How Technology Has Changed the Horse Race

In the past few years, technological advances have significantly altered the horse race. Although the vast majority of rules and traditions have remained the same, the Information Age has transformed the sport. One major change is the use of advanced imaging technology to identify equine health conditions. Thermal imaging cameras, X-rays, and endoscopes can detect a horse’s health problems before they worsen. The use of 3D printing to produce casts and splints for injured horses is another.
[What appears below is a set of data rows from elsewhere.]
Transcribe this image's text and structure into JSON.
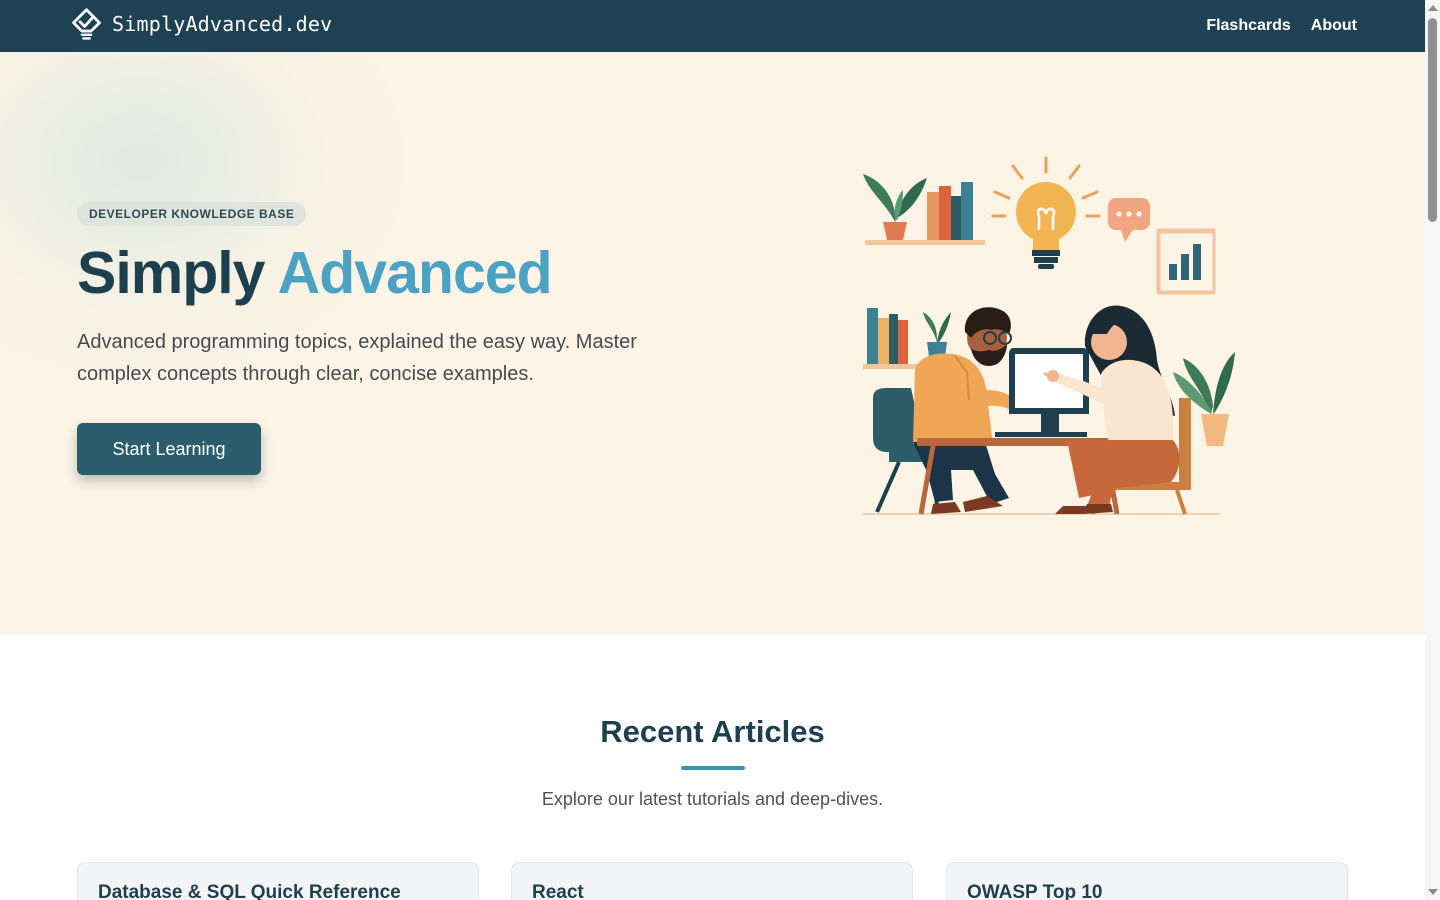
{
  "nav": {
    "brand": "SimplyAdvanced.dev",
    "logo_icon": "lightbulb-check-icon",
    "links": [
      "Flashcards",
      "About"
    ]
  },
  "hero": {
    "badge": "DEVELOPER KNOWLEDGE BASE",
    "title_part1": "Simply",
    "title_part2": "Advanced",
    "subtitle": "Advanced programming topics, explained the easy way. Master complex concepts through clear, concise examples.",
    "cta_label": "Start Learning",
    "illustration": "developers-collaborating-illustration"
  },
  "articles": {
    "heading": "Recent Articles",
    "subheading": "Explore our latest tutorials and deep-dives.",
    "cards": [
      {
        "title": "Database & SQL Quick Reference"
      },
      {
        "title": "React"
      },
      {
        "title": "OWASP Top 10"
      }
    ]
  },
  "colors": {
    "navbar": "#1e4253",
    "hero_bg": "#fdf4e6",
    "title_dark": "#1e3f4d",
    "title_accent": "#4ba2c2",
    "cta": "#2b5d6b"
  }
}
The emergence of organized racing in North America began with the British occupation of New Amsterdam in 1664. Col. Richard Nicolls began organizing races in the colonies by laying out a two-mile course on the plains of Long Island. He called this track Newmarket after a British racecourse. He introduced a silver cup as a prize for the winning horse. In the first years of organized racing in North America, stamina was the hallmark of excellence. This was the case until the Civil War, when speed became the focus.
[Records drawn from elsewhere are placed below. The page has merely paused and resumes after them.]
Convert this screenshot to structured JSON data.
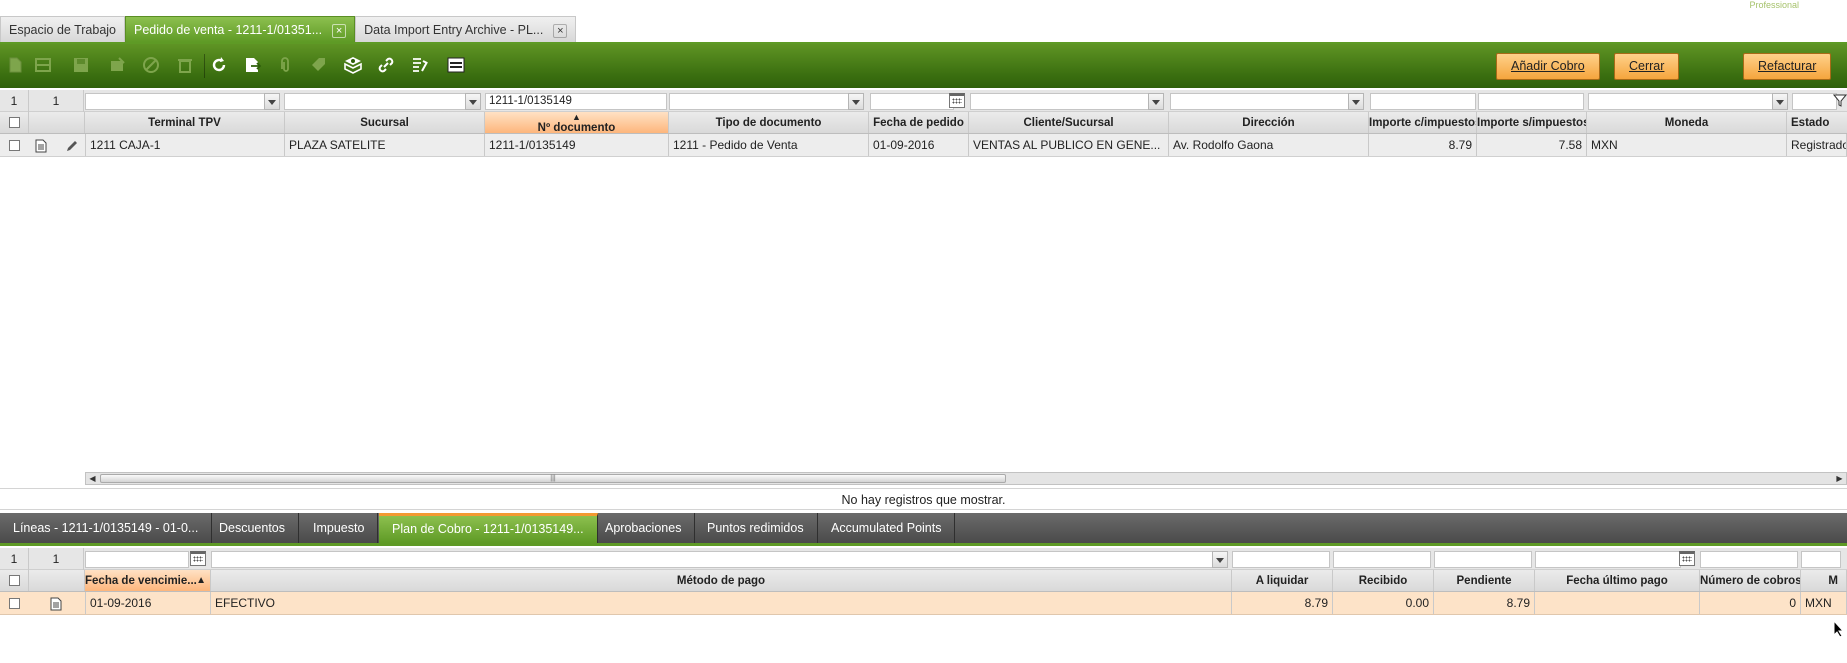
{
  "window_tabs": [
    {
      "label": "Espacio de Trabajo",
      "closable": false,
      "active": false
    },
    {
      "label": "Pedido de venta - 1211-1/01351...",
      "closable": true,
      "active": true
    },
    {
      "label": "Data Import Entry Archive - PL...",
      "closable": true,
      "active": false
    }
  ],
  "close_glyph": "×",
  "corner_label": "Professional",
  "toolbar": {
    "icons": [
      "new-document-icon",
      "new-grid-icon",
      "save-icon",
      "delete-icon",
      "cancel-icon",
      "trash-icon",
      "refresh-icon",
      "export-icon",
      "attach-icon",
      "tag-icon",
      "process-icon",
      "link-icon",
      "audit-icon",
      "toggle-view-icon"
    ],
    "add_payment": "Añadir Cobro",
    "close": "Cerrar",
    "reinvoice": "Refacturar"
  },
  "main_grid": {
    "row_number": "1",
    "selected_count": "1",
    "filter_document": "1211-1/0135149",
    "columns": [
      "Terminal TPV",
      "Sucursal",
      "Nº documento",
      "Tipo de documento",
      "Fecha de pedido",
      "Cliente/Sucursal",
      "Dirección",
      "Importe c/impuestos",
      "Importe s/impuestos",
      "Moneda",
      "Estado"
    ],
    "sort_glyph": "▲",
    "rows": [
      [
        "1211 CAJA-1",
        "PLAZA SATELITE",
        "1211-1/0135149",
        "1211 - Pedido de Venta",
        "01-09-2016",
        "VENTAS AL PUBLICO EN GENE...",
        "Av. Rodolfo Gaona",
        "8.79",
        "7.58",
        "MXN",
        "Registrado"
      ]
    ],
    "scroll_grip": "|||"
  },
  "message": "No hay registros que mostrar.",
  "sub_tabs": [
    {
      "label": "Líneas - 1211-1/0135149 - 01-0...",
      "active": false
    },
    {
      "label": "Descuentos",
      "active": false
    },
    {
      "label": "Impuesto",
      "active": false
    },
    {
      "label": "Plan de Cobro - 1211-1/0135149...",
      "active": true
    },
    {
      "label": "Aprobaciones",
      "active": false
    },
    {
      "label": "Puntos redimidos",
      "active": false
    },
    {
      "label": "Accumulated Points",
      "active": false
    }
  ],
  "sub_grid": {
    "row_number": "1",
    "selected_count": "1",
    "columns": [
      "Fecha de vencimie...",
      "Método de pago",
      "A liquidar",
      "Recibido",
      "Pendiente",
      "Fecha último pago",
      "Número de cobros",
      "M"
    ],
    "rows": [
      [
        "01-09-2016",
        "EFECTIVO",
        "8.79",
        "0.00",
        "8.79",
        "",
        "0",
        "MXN"
      ]
    ]
  },
  "colors": {
    "green": "#5e9a25",
    "orange": "#f5a53d",
    "sorted": "#fdb67c",
    "selected_row": "#fde3c8"
  }
}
There are several factors that determine the result of a horse race. Although the biggest factor is luck, a bettor can benefit from an advantage by using handicapping strategies. The most common strategy is to pick a horse that will place, show, or win. However, it is possible to make more profitable bets by betting on exotic races. Some popular exotic wagers include the Exacta, Trifecta, and Superfecta.

A big gray colt named George Herman Ruth, the winner of the Kentucky Derby in 1912, had a sharp eye and was calm as he made his way through the paddock. His jockey, Abel Cedillo, had a racing program in his pocket and the oddsmakers had him at 10-1. In his debut race, he finished eighth out of nine runners. However, he may have needed more room for a longer stride.

While Thoroughbred horses are naturally fast, a racer needs training to outrun his competition. In order to get outrun his competitors, a racehorse will have to be encouraged to keep running even when tired. The whipping will give the horse an unbearable pounding on its lower legs and will strain ligaments and tendons. Some animals, like the Mongolian Groom, are particularly prone to injury. This means that they should be ridden carefully.

Horse racing is one of the oldest sports, with traces dating back to the ancient world. It was first documented in Greek Olympic games as early as 700 B.C. in bareback races, and spread throughout the Middle East and North Africa. During the reign of Louis XIV (1643-1715), the sport took on a new definition, based on gambling.

With technological advances, horse racing has become a multibillion-dollar industry. Unlike before, race fans can bet on their favorite horses from the comfort of their own homes. Many races are broadcast live and online to millions of screens across the world. Furthermore, horse racing betting apps allow consumers to compare betting odds, make payments using electronic methods, and store all their betting slips in one convenient location.